Administrators protest idea of performance evaluations by faculty

University President Bruce Speck and a top administrator scoffed at faculty efforts to evaluate their performance, according to e-mails obtained by The Chart as part of an open-records request.

Discussion on the topic began April 6 when Dr. Gerald Schlink, a biology professor, told outgoing Faculty Senate President Roger Chelf the Faculty Welfare committee had proposed evaluating Speck and Brad Kleindl, vice president for academic affairs, on an annual basis. 

Chelf informed Speck and Kleindl of the proposal, and the message was forwarded to the Board of Governors.

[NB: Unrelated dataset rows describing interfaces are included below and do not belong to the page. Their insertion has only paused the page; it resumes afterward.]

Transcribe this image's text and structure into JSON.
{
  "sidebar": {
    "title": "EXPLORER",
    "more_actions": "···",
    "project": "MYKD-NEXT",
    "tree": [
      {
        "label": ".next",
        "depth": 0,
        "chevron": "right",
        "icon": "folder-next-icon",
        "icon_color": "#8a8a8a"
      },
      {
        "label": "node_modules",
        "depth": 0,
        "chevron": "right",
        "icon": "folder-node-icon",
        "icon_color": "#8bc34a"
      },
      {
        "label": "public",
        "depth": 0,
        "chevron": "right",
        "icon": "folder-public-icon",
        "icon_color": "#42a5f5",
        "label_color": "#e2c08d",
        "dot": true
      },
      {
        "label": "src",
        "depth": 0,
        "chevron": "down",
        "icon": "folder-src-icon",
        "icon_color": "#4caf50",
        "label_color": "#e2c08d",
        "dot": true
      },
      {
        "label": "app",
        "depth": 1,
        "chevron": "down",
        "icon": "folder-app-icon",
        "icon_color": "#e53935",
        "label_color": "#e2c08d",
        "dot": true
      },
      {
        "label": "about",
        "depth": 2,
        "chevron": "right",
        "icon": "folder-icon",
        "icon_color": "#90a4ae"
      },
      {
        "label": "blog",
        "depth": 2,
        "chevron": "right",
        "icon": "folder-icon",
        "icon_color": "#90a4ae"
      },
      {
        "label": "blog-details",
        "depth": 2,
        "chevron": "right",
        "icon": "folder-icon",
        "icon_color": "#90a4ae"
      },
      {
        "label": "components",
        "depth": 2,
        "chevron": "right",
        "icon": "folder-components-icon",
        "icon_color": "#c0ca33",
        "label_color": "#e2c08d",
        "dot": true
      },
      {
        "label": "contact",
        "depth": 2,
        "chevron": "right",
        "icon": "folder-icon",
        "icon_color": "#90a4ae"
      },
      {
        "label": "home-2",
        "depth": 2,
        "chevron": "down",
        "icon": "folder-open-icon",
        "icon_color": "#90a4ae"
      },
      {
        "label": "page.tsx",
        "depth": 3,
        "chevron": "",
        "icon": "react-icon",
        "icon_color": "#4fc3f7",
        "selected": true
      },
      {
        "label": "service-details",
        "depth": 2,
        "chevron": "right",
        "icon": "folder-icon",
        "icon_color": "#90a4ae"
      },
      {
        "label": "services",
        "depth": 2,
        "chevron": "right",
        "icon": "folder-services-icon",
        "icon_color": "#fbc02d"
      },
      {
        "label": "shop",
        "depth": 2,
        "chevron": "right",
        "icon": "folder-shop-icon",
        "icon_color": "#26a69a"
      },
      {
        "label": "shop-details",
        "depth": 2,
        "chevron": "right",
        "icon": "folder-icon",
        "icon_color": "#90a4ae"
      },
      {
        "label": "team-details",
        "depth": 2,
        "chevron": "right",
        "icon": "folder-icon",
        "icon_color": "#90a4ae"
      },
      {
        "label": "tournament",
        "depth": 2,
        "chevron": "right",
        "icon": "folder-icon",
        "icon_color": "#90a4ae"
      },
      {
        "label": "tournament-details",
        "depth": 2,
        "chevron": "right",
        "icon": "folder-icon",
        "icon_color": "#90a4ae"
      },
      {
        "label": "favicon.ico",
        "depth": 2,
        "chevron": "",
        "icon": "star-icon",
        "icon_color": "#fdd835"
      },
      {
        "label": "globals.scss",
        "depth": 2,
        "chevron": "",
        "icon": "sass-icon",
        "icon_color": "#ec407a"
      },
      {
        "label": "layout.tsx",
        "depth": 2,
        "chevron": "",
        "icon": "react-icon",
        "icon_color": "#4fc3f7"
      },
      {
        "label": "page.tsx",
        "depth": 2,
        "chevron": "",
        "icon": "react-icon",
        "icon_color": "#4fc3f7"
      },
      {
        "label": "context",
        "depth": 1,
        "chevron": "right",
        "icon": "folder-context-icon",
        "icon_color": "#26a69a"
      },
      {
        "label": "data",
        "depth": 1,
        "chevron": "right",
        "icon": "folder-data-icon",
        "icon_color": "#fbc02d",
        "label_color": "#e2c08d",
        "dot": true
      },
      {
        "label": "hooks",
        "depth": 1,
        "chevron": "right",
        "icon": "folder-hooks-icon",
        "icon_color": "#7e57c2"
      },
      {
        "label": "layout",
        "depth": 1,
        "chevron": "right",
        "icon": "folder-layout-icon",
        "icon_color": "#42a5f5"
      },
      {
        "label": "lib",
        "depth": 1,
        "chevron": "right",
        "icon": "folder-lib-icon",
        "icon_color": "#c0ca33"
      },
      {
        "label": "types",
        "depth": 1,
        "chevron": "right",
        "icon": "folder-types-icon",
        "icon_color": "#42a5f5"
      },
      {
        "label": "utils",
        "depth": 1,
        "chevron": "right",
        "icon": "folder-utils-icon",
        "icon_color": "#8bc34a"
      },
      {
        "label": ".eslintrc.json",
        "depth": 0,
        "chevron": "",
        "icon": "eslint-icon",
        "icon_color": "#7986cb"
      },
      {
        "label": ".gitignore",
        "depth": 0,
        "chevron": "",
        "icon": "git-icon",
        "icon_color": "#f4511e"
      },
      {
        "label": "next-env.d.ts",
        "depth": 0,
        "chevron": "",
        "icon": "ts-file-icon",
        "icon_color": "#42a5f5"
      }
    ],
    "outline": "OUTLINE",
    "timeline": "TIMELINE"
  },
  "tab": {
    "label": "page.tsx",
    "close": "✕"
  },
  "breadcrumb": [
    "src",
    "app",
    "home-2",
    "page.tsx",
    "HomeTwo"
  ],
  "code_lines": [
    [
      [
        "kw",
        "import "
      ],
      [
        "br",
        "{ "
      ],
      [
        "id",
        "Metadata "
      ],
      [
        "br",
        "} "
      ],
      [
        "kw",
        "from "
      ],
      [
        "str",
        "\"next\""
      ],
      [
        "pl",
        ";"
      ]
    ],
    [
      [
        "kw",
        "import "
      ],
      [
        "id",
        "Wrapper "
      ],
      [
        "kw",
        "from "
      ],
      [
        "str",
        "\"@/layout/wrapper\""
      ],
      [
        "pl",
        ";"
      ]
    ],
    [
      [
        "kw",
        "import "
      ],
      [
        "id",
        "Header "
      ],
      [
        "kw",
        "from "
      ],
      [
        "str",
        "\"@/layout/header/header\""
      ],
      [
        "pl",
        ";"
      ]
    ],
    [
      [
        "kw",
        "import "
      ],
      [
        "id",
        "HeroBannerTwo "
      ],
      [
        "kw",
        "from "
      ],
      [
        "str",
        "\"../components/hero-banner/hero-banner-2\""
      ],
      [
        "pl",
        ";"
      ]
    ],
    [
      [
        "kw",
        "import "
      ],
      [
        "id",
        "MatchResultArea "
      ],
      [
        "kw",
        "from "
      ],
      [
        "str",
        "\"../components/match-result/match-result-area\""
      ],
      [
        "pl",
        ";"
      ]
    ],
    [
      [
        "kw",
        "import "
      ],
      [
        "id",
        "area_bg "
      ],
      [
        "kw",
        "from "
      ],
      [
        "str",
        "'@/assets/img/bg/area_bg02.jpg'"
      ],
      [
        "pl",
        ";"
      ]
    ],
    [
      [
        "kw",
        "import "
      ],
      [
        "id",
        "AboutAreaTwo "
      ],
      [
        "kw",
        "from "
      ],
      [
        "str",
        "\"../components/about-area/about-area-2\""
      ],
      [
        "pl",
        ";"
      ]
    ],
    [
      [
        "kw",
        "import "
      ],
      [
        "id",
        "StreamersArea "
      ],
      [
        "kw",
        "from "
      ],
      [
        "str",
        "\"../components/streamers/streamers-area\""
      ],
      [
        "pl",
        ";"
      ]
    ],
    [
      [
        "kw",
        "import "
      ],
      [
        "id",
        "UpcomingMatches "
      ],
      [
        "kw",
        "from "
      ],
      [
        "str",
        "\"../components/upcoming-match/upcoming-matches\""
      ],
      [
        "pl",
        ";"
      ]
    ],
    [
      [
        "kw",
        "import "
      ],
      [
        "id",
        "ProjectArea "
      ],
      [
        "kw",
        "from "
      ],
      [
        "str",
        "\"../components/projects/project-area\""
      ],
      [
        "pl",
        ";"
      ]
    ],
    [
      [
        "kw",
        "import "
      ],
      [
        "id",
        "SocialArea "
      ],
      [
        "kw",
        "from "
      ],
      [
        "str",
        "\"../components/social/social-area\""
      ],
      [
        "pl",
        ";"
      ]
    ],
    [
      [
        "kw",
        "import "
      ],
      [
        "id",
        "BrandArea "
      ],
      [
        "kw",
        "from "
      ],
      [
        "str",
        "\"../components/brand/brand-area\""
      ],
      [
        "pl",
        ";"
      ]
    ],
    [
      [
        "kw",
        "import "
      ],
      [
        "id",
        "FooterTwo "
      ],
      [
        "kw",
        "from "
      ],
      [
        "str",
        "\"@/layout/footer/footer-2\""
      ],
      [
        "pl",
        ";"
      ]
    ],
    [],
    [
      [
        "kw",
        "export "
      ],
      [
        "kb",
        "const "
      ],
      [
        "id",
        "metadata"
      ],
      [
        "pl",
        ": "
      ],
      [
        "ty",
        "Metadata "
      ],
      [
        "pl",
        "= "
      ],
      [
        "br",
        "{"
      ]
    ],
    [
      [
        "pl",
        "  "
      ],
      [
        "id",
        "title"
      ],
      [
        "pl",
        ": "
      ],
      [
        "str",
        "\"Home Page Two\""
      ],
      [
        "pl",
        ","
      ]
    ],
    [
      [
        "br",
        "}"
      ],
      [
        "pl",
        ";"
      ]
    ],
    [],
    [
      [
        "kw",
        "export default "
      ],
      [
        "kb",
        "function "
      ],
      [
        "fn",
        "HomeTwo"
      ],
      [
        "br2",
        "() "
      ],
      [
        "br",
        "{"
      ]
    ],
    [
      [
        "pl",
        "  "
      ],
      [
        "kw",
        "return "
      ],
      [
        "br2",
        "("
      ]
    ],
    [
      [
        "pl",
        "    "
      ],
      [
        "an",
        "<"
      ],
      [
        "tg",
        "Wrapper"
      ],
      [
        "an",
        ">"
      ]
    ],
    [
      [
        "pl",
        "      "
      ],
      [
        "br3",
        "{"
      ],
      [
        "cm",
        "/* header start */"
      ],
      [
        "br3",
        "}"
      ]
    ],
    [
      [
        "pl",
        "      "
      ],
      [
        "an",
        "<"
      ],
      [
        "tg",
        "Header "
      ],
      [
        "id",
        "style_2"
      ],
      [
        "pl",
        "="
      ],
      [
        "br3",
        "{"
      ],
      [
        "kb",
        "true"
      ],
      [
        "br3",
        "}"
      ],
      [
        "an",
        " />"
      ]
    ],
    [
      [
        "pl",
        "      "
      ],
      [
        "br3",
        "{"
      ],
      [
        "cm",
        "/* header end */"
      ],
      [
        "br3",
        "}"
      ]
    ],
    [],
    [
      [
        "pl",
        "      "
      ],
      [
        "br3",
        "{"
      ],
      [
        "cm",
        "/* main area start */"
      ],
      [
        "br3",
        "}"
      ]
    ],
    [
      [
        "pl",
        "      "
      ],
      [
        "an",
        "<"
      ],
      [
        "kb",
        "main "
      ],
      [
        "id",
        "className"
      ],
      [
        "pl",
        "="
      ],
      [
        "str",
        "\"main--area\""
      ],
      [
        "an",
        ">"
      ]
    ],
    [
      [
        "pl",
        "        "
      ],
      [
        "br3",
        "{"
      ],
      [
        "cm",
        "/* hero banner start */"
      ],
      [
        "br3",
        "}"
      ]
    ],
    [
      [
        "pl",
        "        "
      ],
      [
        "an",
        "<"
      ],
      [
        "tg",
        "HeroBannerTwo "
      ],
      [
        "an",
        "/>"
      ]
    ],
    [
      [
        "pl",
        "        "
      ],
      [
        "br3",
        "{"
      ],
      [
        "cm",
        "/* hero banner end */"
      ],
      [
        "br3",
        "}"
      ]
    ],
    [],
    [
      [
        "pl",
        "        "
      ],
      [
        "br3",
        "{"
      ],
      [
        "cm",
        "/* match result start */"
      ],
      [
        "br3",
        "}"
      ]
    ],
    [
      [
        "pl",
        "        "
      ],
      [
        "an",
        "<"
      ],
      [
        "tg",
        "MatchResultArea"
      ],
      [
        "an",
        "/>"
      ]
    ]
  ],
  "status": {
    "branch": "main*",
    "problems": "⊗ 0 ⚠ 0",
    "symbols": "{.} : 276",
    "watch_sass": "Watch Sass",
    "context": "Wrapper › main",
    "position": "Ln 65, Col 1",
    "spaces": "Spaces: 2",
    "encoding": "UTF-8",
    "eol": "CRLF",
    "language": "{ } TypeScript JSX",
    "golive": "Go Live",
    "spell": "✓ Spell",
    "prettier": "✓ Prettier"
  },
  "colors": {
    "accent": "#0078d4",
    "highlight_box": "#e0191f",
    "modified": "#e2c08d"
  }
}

Governor Dwight Douglas responded April 6 and said he had a problem with proposal.

“What is their authority to decide on their own who they will evaluate?” Douglas wrote. “The AAVP works for the President. The charter of the Faculty Senate needs to be reviewed and they need to stay within their charter as approved.”

Kleindl wrote to Speck and Chelf and said that any unauthorized release of evaluation results could “result in disciplinary action.”

“Personnel evaluations are NOT open records,” Kleindl wrote. “The appropriate individual to receive evaluations of the VPAA would be the president and evaluations of a president would go to the board.”

Kleindl also directed Chelf to create a committee and designate a committee chair to aid in the process.

Governors Nancy Perry and David Jones each responded to the initial message the next day and said they agreed with Douglas. Speck e-mailed Chelf on April 8 and said he had informed the Board of the faculty proposal, but that no evaluations were to take place until the Board had reviewed the idea.

“I am not authorizing any evaluations of administration by the faculty,” Speck wrote.

Later that day, Chelf told Speck via e-mail that he had informed incoming Faculty Senate President Cheryl Cifelli there would not be a push for the evaluations to take place at the all faculty meeting, based on Kleindl’s comments.